That’s what you get for leaving me alone.


You will have to grow up some time, Aerinne. I can’t always be here to save you from yourself.


You are me.


Think that if it comforts you.


The dark tone of his mental voice hinted at secrets I feared, threads I shied from pulling. I didn’t want to unravel the carefully woven cloak of comfort he offered me only to find it concealed a monster. Or worse, a lie.


“Indeed,” House Montague’s High Lord said, the caress in his voice silk and dripping candle wax. Pleasure and pain. “You may address me as Renaud.”


“No thanks. Though if you invite me to call you ass—”


“My daughter is honored,” Baba said. He glanced at me with a gentle smile, but the warning in his eyes made the expression a lie.


I shut my mouth, bracing to endure the train wreck of sepulchral amusement in the Prince’s eyes.


“Lord Étienne, may I take your daughter in the dance?”


Those were the wrong words. The normal way to ask would be, May I ask your daughter for this dance?


I couldn’t stop the rush of hatred that enveloped me. The Prince thought he could have whatever he wanted, and evidently he wanted me.


            Fair warning. I mean for you to be mine. You may fight me if you choose—I would relish it.


            But in the end, submission is inevitable.


            Yours, Renaud


He’d dared.


I’d burned his letter. I’d burned his letter dreaming it was his palace.


My hackles rose. “I’m right here, you can ask me yourself. If you manage to speak to me directly, I might say yes.”


Because yay diplomacy.


My father widened his eyes the way he did when he wanted to slam them shut and go bury himself in his darkened office for hours. I’d owe Baba several apologies for breaking my promise to restrain my natural impulses. 


“Lady Aerinne, will you honor me with a dance?”


I bared my teeth in a smile. “Since you’ve been a good boy and asked nicely, I can’t say no.” Could I? That might be fun.


No, Aerinne.


I danced around the hard wall of Darkan’s no. I know, I know, I’m already skirting the lines of the sort of manners that can get me killed.


Killed faster, you mean.


You need to learn to be more positive, I said.


This is actively painful.


Well. . .slink off into the misty place then. An icepick pang in my temple—the misty place. . .


. . .White stones, scarlet blood turning black under the half moon, shrieking wyverns dragged from the sky by the power of one male. The flash of a silver blade, and moonstone eyes boring into mine. Black and gold scaled arms trapping me against a broad chest—


Prince Renaud’s colors were white and silver.

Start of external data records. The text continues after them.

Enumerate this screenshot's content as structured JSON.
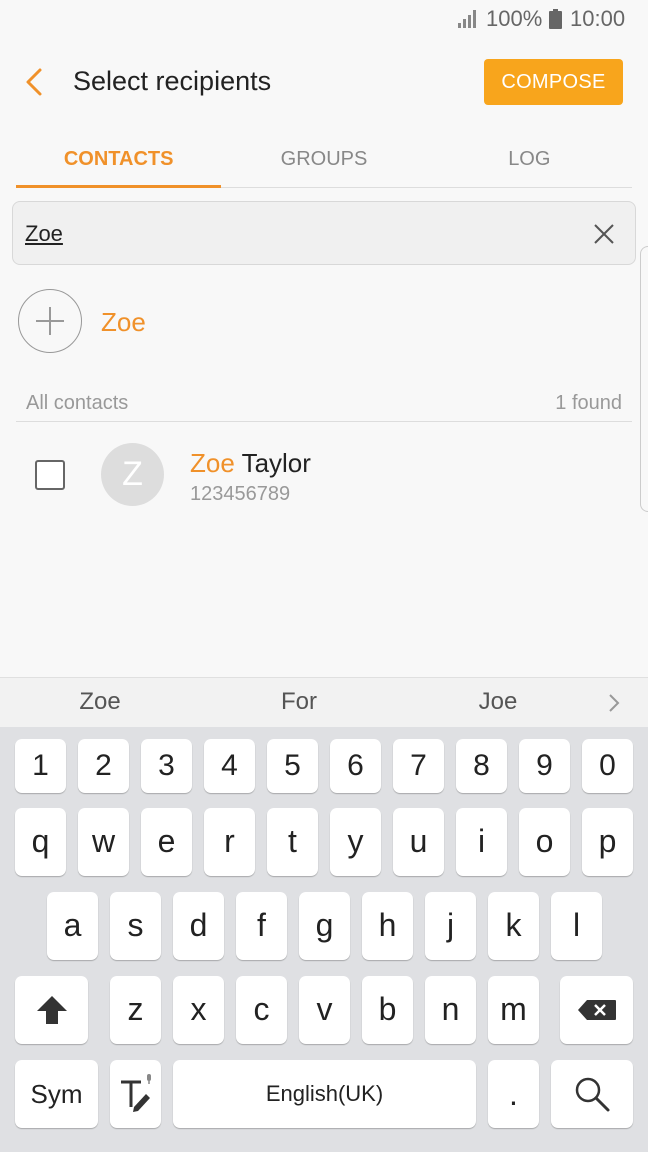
{
  "status_bar": {
    "battery": "100%",
    "time": "10:00"
  },
  "header": {
    "title": "Select recipients",
    "compose_label": "COMPOSE"
  },
  "tabs": [
    {
      "label": "CONTACTS",
      "active": true
    },
    {
      "label": "GROUPS",
      "active": false
    },
    {
      "label": "LOG",
      "active": false
    }
  ],
  "search": {
    "value": "Zoe"
  },
  "add_row": {
    "label": "Zoe"
  },
  "section": {
    "label": "All contacts",
    "count": "1 found"
  },
  "contact": {
    "initial": "Z",
    "name_match": "Zoe",
    "name_rest": " Taylor",
    "number": "123456789",
    "checked": false
  },
  "suggestions": [
    "Zoe",
    "For",
    "Joe"
  ],
  "keyboard": {
    "numbers": [
      "1",
      "2",
      "3",
      "4",
      "5",
      "6",
      "7",
      "8",
      "9",
      "0"
    ],
    "row1": [
      "q",
      "w",
      "e",
      "r",
      "t",
      "y",
      "u",
      "i",
      "o",
      "p"
    ],
    "row2": [
      "a",
      "s",
      "d",
      "f",
      "g",
      "h",
      "j",
      "k",
      "l"
    ],
    "row3": [
      "z",
      "x",
      "c",
      "v",
      "b",
      "n",
      "m"
    ],
    "sym_label": "Sym",
    "space_label": "English(UK)",
    "period_label": "."
  },
  "colors": {
    "accent": "#f0912a",
    "compose": "#f8a51c"
  }
}
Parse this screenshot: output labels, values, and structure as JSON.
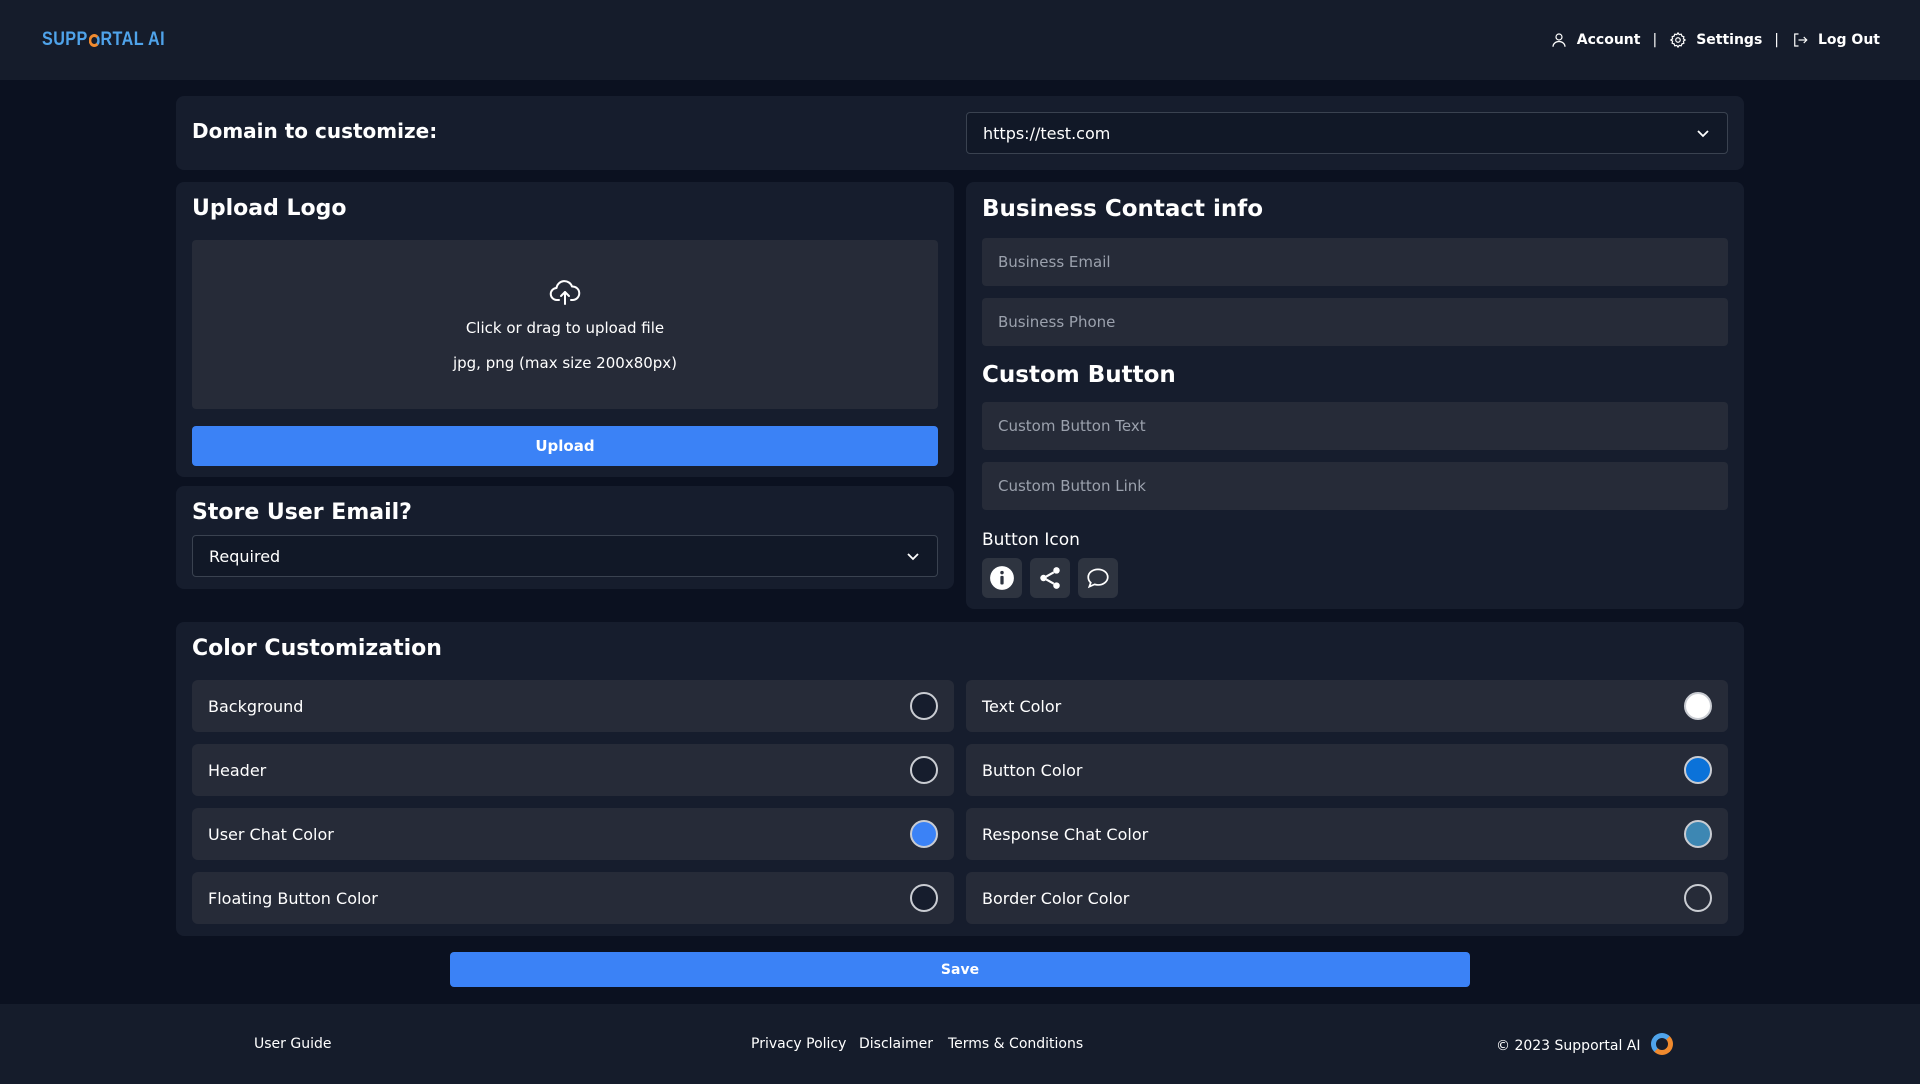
{
  "header": {
    "logo_text_1": "SUPP",
    "logo_text_2": "RTAL AI",
    "account_label": "Account",
    "settings_label": "Settings",
    "logout_label": "Log Out",
    "separator": "|"
  },
  "domain": {
    "label": "Domain to customize:",
    "selected": "https://test.com"
  },
  "upload_logo": {
    "title": "Upload Logo",
    "drop_text": "Click or drag to upload file",
    "hint": "jpg, png (max size 200x80px)",
    "button_label": "Upload"
  },
  "store_email": {
    "title": "Store User Email?",
    "selected": "Required"
  },
  "contact": {
    "title": "Business Contact info",
    "email_placeholder": "Business Email",
    "phone_placeholder": "Business Phone"
  },
  "custom_button": {
    "title": "Custom Button",
    "text_placeholder": "Custom Button Text",
    "link_placeholder": "Custom Button Link",
    "icon_label": "Button Icon",
    "icons": [
      "info-icon",
      "share-icon",
      "chat-bubble-icon"
    ]
  },
  "colors": {
    "title": "Color Customization",
    "left": [
      {
        "label": "Background",
        "color": "#161d2d"
      },
      {
        "label": "Header",
        "color": "#161d2d"
      },
      {
        "label": "User Chat Color",
        "color": "#3b82f6"
      },
      {
        "label": "Floating Button Color",
        "color": "#161d2d"
      }
    ],
    "right": [
      {
        "label": "Text Color",
        "color": "#ffffff"
      },
      {
        "label": "Button Color",
        "color": "#0b72d9"
      },
      {
        "label": "Response Chat Color",
        "color": "#3d87b3"
      },
      {
        "label": "Border Color Color",
        "color": "#262b38"
      }
    ]
  },
  "save_label": "Save",
  "footer": {
    "user_guide": "User Guide",
    "privacy": "Privacy Policy",
    "disclaimer": "Disclaimer",
    "terms": "Terms & Conditions",
    "copyright": "© 2023 Supportal AI"
  }
}
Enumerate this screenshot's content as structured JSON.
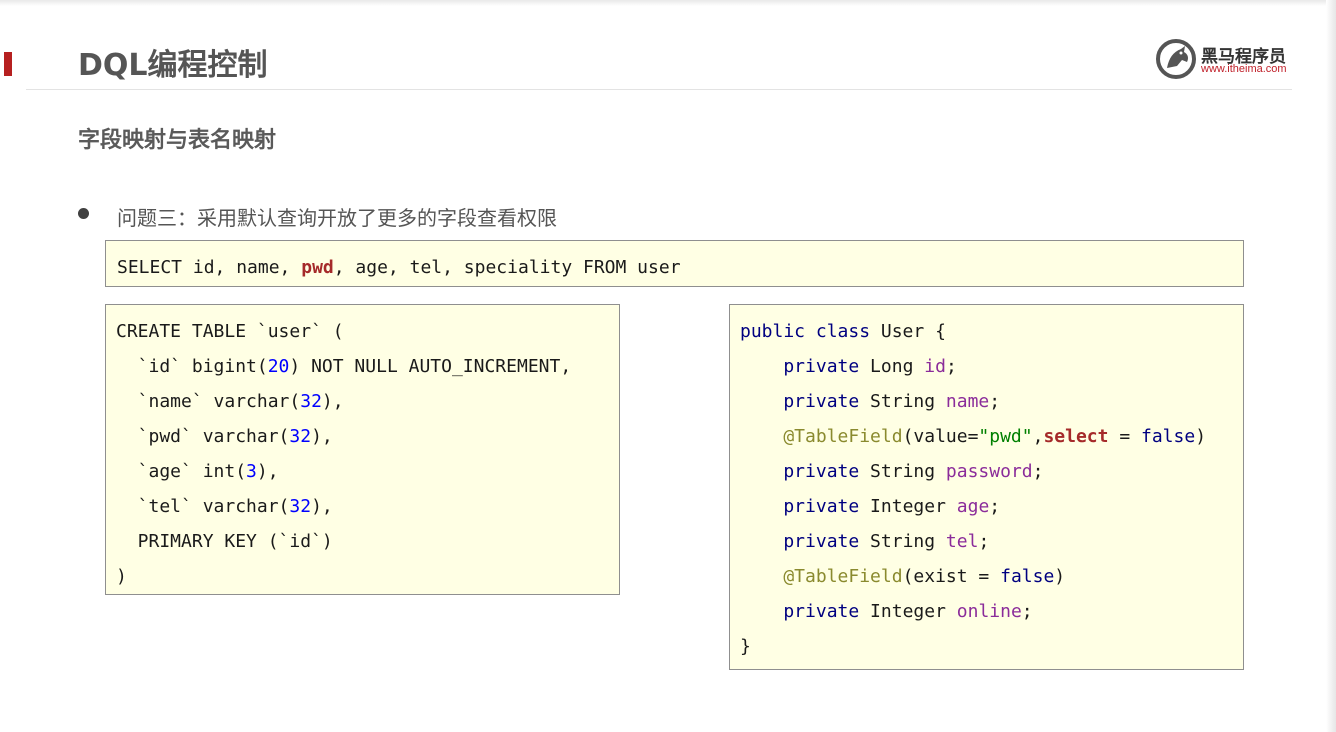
{
  "header": {
    "title": "DQL编程控制",
    "logo_name": "黑马程序员",
    "logo_url": "www.itheima.com"
  },
  "subtitle": "字段映射与表名映射",
  "question": "问题三：采用默认查询开放了更多的字段查看权限",
  "sql_query": {
    "t1": "SELECT id, name, ",
    "pwd": "pwd",
    "t2": ", age, tel, speciality FROM user"
  },
  "create_table": {
    "l1": "CREATE TABLE `user` (",
    "l2_a": "  `id` bigint(",
    "l2_n": "20",
    "l2_b": ") NOT NULL AUTO_INCREMENT,",
    "l3_a": "  `name` varchar(",
    "l3_n": "32",
    "l3_b": "),",
    "l4_a": "  `pwd` varchar(",
    "l4_n": "32",
    "l4_b": "),",
    "l5_a": "  `age` int(",
    "l5_n": "3",
    "l5_b": "),",
    "l6_a": "  `tel` varchar(",
    "l6_n": "32",
    "l6_b": "),",
    "l7": "  PRIMARY KEY (`id`)",
    "l8": ")"
  },
  "user_class": {
    "l1_kw": "public class",
    "l1_rest": " User {",
    "l2_kw": "    private",
    "l2_type": " Long ",
    "l2_f": "id",
    "l2_end": ";",
    "l3_kw": "    private",
    "l3_type": " String ",
    "l3_f": "name",
    "l3_end": ";",
    "l4_ann": "    @TableField",
    "l4_a": "(value=",
    "l4_str": "\"pwd\"",
    "l4_b": ",",
    "l4_sel": "select",
    "l4_c": " = ",
    "l4_false": "false",
    "l4_d": ")",
    "l5_kw": "    private",
    "l5_type": " String ",
    "l5_f": "password",
    "l5_end": ";",
    "l6_kw": "    private",
    "l6_type": " Integer ",
    "l6_f": "age",
    "l6_end": ";",
    "l7_kw": "    private",
    "l7_type": " String ",
    "l7_f": "tel",
    "l7_end": ";",
    "l8_ann": "    @TableField",
    "l8_a": "(exist = ",
    "l8_false": "false",
    "l8_b": ")",
    "l9_kw": "    private",
    "l9_type": " Integer ",
    "l9_f": "online",
    "l9_end": ";",
    "l10": "}"
  },
  "colors": {
    "accent": "#b62020",
    "code_background": "#ffffe4",
    "keyword": "#000080",
    "field": "#8b2c9a",
    "number": "#0000ff",
    "string": "#008000",
    "annotation": "#8a8a2e"
  }
}
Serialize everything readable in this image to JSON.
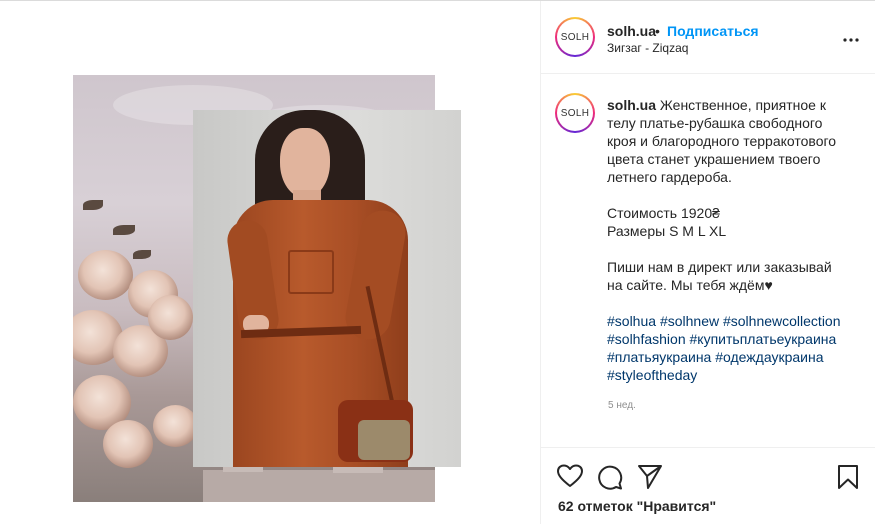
{
  "post": {
    "username": "solh.ua",
    "avatar_text": "SOLH",
    "separator": "•",
    "follow_label": "Подписаться",
    "location": "Зигзаг - Ziqzaq",
    "more_label": "•••",
    "caption": {
      "intro": "Женственное, приятное к телу платье-рубашка свободного кроя и благородного терракотового цвета станет украшением твоего летнего гардероба.",
      "price": "Стоимость 1920₴",
      "sizes": "Размеры S M L XL",
      "cta": "Пиши нам в директ или заказывай на сайте. Мы тебя ждём♥"
    },
    "hashtags": [
      "#solhua",
      "#solhnew",
      "#solhnewcollection",
      "#solhfashion",
      "#купитьплатьеукраина",
      "#платьяукраина",
      "#одеждаукраина",
      "#styleoftheday"
    ],
    "time_ago": "5 нед.",
    "likes_text": "62 отметок \"Нравится\""
  },
  "icons": {
    "like": "heart-icon",
    "comment": "comment-icon",
    "share": "paper-plane-icon",
    "save": "bookmark-icon",
    "more": "more-horizontal-icon"
  },
  "colors": {
    "follow": "#0095f6",
    "hashtag": "#00376b",
    "muted": "#8e8e8e",
    "dress": "#b85a2c"
  }
}
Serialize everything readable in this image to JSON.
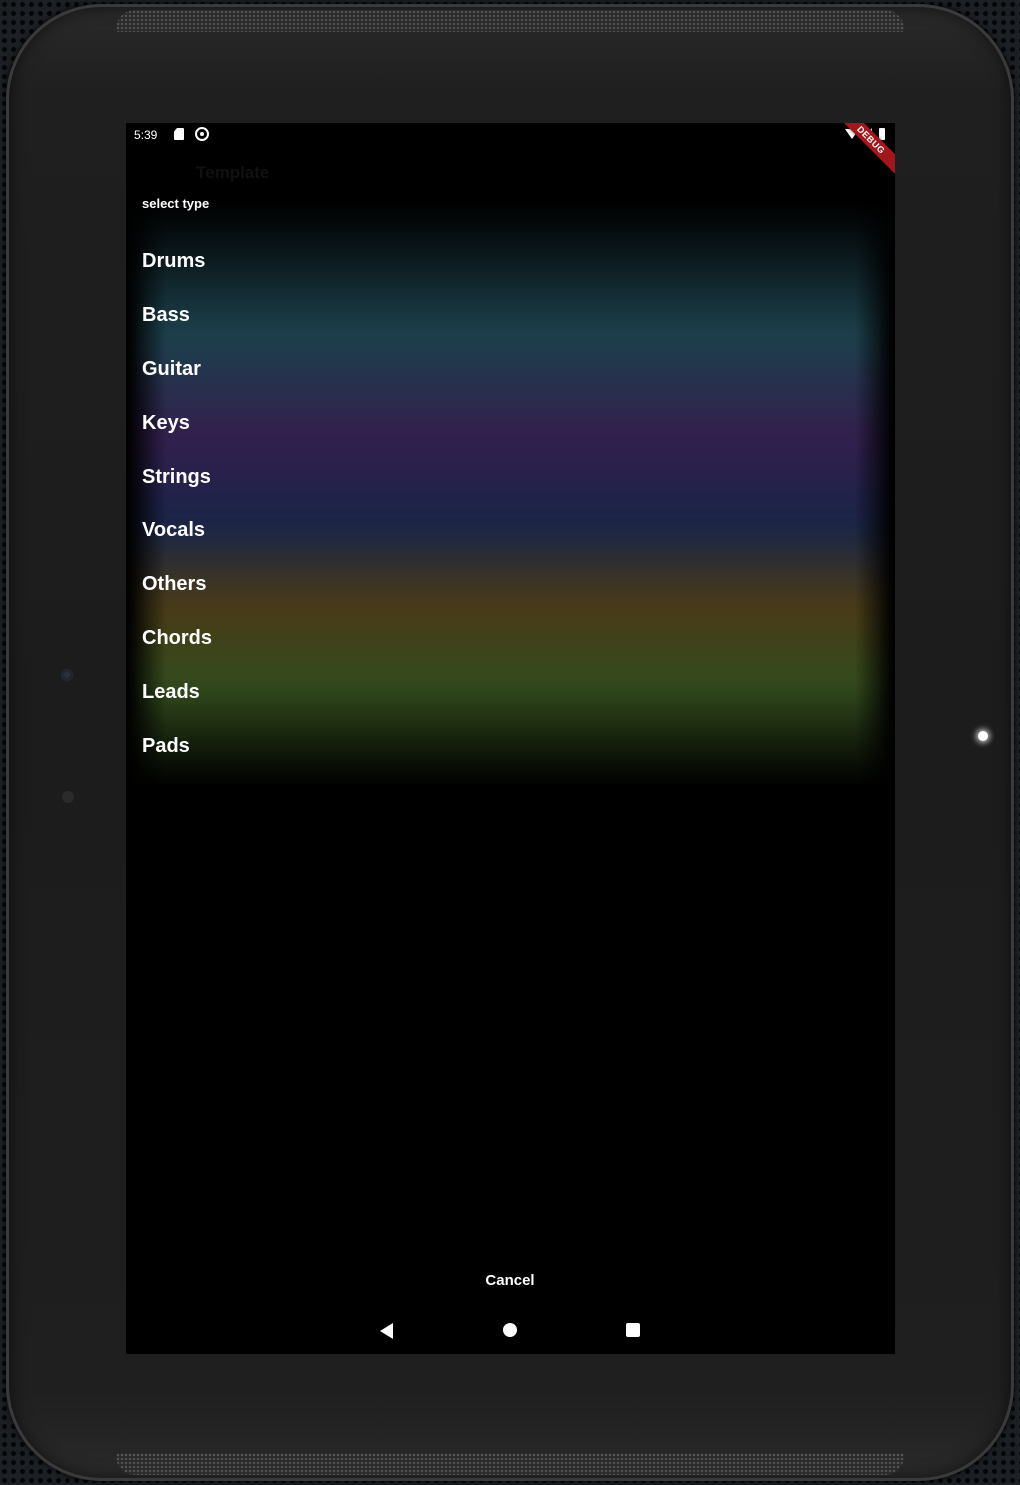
{
  "status_bar": {
    "time": "5:39"
  },
  "debug_banner": "DEBUG",
  "app_bar": {
    "title": "Template"
  },
  "dialog": {
    "title": "select type",
    "options": [
      {
        "label": "Drums"
      },
      {
        "label": "Bass"
      },
      {
        "label": "Guitar"
      },
      {
        "label": "Keys"
      },
      {
        "label": "Strings"
      },
      {
        "label": "Vocals"
      },
      {
        "label": "Others"
      },
      {
        "label": "Chords"
      },
      {
        "label": "Leads"
      },
      {
        "label": "Pads"
      }
    ],
    "cancel_label": "Cancel"
  },
  "colors": {
    "teal": "#1e4450",
    "purple": "#362152",
    "navy": "#1a264b",
    "olive": "#4e3e18",
    "green": "#354f1f",
    "debug_red": "#a3161c"
  },
  "icons": [
    "sd-card-icon",
    "sync-icon",
    "wifi-icon",
    "signal-icon",
    "battery-icon",
    "back-icon",
    "home-icon",
    "recents-icon"
  ]
}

Why was I remembering black and gold?


He offered a hand once the brown of desert climes, paled by sunless centuries. “You will enjoy yourself in my arms. Warriors train to dance the way they train to kill.”


I dragged my mind back into focus, disguising my disorientation with a spun sugar smile, as false as honey was sweet, answering his innuendo rather than his literal words. “Then it’s a wonder House Montague manages to reproduce at all.”


Sliding my fingers onto his palm, I almost swore when crackling energy seared the skin where we touched. Like electric static, but ten times more painful. The Vow reminding me of my sworn purpose? Or the Prince giving warning? His eyes glinted in his emotionless face.


Fine. The Prince giving warning. I’d behave. For now.


Really? Care to wager? Darkan asked. I ignored him.


The Prince led me down another flowered forest path to a stone clearing big enough for dancing, the courtiers falling behind us in procession. An early evening breeze lifted notes of lavender and smoke into the air.


He stopped in the center, one hand clasping mine, the other sliding onto my waist. He pulled me too close, breaking every half-hearted Fae rule regarding personal space and etiquette.


No male had ever pulled me with such casual command against his body. He settled a hand on the small of my back, above the curve of my bottom. Lavender burnt to displeased dust in my nostrils the moment he touched me.


I stiffened. “Be careful where you put your hands, Prince. I am not yours.” I tried to draw away and his fingers pressed into me, a silent refusal.


Prince Renaud lowered his mouth to my ear, his voice a breath of sound. “Do not run from me.”


“And if I do?”


“Run, and I will give chase, my halfling.”